* DATA UNDER STUDY *
☆ ☆ ☆ ☆ ☆

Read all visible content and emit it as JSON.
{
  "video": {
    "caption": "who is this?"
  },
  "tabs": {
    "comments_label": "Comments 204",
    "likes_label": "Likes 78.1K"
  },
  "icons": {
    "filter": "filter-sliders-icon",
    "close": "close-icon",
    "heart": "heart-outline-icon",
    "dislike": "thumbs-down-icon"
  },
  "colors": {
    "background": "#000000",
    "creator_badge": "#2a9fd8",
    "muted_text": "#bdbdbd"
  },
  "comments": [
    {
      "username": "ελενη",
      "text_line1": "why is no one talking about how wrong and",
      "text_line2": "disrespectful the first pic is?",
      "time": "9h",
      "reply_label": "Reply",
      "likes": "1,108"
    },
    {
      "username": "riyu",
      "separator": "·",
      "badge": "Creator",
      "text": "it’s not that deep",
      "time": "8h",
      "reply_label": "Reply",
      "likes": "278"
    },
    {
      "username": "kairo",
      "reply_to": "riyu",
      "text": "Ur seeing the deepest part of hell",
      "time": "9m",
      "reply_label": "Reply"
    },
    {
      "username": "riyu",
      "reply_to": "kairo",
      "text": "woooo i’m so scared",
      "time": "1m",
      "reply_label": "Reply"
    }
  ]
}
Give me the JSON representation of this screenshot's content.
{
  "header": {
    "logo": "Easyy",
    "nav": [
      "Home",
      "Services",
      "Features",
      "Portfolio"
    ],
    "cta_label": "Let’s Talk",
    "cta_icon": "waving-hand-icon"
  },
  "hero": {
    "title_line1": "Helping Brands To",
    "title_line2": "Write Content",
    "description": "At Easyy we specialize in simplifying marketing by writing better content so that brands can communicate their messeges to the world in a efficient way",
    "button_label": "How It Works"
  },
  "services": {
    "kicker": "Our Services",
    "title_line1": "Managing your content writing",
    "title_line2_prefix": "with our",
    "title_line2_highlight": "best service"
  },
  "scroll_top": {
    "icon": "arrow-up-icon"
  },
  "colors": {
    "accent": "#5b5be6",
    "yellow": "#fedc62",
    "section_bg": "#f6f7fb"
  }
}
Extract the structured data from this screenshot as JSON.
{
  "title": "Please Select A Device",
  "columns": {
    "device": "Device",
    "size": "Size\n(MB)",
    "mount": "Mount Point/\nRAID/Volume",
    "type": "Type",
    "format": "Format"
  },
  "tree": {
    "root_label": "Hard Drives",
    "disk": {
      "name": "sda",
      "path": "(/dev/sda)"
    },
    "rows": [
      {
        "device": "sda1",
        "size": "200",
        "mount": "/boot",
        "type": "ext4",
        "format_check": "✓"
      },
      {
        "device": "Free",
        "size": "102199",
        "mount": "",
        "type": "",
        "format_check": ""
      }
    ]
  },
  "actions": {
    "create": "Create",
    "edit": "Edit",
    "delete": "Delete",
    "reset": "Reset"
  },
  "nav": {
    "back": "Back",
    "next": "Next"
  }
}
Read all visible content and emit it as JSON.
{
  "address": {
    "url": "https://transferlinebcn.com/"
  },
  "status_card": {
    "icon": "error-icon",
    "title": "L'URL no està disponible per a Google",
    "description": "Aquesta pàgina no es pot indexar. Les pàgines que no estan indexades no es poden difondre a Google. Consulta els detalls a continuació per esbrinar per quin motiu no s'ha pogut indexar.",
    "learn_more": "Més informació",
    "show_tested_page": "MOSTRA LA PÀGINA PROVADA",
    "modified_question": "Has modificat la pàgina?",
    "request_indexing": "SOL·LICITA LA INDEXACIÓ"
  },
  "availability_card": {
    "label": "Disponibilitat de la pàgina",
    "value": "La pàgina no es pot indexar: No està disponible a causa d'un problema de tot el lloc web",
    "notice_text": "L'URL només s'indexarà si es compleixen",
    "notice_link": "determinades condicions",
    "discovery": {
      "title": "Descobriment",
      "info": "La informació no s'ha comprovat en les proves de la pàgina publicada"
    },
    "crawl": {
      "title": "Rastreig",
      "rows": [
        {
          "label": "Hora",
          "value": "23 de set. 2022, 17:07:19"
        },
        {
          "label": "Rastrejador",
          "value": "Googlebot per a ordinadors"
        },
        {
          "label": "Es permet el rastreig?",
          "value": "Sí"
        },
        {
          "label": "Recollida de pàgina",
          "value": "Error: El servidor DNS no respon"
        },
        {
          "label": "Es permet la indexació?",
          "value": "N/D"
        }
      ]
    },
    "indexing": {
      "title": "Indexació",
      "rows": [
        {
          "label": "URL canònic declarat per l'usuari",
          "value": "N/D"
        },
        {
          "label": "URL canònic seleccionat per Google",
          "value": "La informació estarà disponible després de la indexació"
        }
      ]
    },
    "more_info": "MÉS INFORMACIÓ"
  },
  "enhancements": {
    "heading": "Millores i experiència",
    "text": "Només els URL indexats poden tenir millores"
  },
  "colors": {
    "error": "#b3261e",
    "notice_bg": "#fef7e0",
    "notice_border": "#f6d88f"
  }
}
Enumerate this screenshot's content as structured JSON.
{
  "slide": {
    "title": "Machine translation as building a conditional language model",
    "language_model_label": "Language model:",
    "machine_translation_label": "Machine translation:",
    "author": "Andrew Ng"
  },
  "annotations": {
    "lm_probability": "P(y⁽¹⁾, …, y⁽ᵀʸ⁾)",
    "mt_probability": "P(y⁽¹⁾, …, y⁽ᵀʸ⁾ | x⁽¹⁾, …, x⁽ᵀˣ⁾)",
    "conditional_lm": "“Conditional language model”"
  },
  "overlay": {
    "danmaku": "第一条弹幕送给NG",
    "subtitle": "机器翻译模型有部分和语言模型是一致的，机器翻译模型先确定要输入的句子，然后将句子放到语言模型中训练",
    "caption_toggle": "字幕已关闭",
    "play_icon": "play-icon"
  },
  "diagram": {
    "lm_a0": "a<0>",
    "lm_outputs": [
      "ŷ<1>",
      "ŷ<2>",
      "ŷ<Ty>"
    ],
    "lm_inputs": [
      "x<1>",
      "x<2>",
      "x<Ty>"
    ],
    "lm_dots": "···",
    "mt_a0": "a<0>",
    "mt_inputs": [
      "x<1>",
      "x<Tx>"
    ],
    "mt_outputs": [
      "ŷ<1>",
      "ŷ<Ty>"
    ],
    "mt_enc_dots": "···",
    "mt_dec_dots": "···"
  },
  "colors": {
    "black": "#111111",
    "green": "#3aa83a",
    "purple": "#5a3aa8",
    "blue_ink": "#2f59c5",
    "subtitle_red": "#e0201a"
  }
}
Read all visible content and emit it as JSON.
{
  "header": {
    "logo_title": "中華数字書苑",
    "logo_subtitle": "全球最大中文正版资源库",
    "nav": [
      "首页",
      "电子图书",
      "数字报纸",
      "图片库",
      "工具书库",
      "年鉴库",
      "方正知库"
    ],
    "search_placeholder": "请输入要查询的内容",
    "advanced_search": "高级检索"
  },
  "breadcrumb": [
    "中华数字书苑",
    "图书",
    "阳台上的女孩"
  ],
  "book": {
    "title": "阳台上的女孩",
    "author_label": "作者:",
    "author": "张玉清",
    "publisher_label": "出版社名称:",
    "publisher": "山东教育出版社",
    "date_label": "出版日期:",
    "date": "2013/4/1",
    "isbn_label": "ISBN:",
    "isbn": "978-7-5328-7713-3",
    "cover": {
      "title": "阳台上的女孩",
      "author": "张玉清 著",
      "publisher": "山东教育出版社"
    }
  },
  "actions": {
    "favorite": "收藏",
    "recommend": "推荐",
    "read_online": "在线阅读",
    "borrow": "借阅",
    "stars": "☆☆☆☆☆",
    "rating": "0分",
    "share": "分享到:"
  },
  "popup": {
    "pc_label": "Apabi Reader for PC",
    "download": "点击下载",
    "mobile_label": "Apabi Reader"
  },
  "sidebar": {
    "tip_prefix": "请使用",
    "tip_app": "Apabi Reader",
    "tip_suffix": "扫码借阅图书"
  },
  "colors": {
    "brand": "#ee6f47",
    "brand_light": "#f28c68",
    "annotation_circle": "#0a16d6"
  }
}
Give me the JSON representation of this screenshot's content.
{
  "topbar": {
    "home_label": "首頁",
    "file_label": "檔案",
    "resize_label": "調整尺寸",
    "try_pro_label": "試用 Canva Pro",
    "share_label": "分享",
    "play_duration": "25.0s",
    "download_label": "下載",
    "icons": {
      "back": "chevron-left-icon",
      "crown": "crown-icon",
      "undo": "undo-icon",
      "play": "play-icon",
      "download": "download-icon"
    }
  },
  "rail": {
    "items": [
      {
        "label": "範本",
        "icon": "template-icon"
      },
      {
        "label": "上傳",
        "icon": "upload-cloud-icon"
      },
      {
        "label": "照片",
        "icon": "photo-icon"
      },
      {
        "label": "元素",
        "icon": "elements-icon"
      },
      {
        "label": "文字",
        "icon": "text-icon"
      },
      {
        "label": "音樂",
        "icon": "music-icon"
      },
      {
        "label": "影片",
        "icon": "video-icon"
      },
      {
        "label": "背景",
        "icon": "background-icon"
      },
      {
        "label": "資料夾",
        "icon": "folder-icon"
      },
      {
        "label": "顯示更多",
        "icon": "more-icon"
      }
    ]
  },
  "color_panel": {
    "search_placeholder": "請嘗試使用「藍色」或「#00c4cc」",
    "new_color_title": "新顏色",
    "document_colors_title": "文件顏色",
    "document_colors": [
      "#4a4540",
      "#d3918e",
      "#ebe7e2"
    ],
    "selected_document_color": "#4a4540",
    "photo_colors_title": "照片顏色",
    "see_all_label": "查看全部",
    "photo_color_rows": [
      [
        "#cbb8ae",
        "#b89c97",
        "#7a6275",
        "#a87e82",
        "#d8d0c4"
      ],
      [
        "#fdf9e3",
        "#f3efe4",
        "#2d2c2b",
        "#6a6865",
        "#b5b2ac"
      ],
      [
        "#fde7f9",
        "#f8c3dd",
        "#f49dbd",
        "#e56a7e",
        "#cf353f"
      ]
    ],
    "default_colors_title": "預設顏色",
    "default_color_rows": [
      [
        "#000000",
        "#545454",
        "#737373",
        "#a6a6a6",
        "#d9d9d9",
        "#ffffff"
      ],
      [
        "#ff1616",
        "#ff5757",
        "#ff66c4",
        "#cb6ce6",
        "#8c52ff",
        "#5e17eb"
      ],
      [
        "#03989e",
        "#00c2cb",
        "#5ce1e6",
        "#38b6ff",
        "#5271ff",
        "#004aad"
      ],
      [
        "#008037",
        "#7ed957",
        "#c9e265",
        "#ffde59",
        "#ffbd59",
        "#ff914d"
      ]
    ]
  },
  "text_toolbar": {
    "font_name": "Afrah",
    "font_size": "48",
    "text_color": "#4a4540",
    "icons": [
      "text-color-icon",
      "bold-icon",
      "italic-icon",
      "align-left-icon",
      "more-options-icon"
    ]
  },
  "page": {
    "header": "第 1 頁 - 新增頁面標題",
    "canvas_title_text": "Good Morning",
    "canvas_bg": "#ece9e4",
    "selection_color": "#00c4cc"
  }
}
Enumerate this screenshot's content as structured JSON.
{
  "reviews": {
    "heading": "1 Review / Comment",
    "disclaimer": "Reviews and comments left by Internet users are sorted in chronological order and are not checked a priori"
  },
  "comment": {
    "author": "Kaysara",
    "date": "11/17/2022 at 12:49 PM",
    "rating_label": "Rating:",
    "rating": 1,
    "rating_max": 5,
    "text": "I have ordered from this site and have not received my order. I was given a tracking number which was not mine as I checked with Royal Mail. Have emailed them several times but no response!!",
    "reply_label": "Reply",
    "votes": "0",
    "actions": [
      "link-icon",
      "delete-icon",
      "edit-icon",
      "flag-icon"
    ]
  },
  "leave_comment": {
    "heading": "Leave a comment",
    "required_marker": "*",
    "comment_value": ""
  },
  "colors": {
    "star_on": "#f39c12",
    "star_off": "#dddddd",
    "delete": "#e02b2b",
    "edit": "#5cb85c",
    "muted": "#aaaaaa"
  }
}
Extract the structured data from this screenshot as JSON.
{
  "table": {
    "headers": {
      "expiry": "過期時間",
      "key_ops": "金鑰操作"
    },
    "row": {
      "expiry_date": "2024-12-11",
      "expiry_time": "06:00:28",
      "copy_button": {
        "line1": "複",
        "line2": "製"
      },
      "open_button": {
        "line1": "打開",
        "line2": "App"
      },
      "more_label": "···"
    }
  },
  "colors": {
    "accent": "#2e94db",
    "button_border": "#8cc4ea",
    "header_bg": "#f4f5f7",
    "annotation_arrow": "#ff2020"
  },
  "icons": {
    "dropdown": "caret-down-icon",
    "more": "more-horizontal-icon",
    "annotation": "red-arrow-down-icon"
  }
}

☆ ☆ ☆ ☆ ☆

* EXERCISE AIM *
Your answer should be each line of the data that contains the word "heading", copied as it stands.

* SOLUTION BELOW *
    "heading": "Millores i experiència",
    "heading": "1 Review / Comment",
    "heading": "Leave a comment",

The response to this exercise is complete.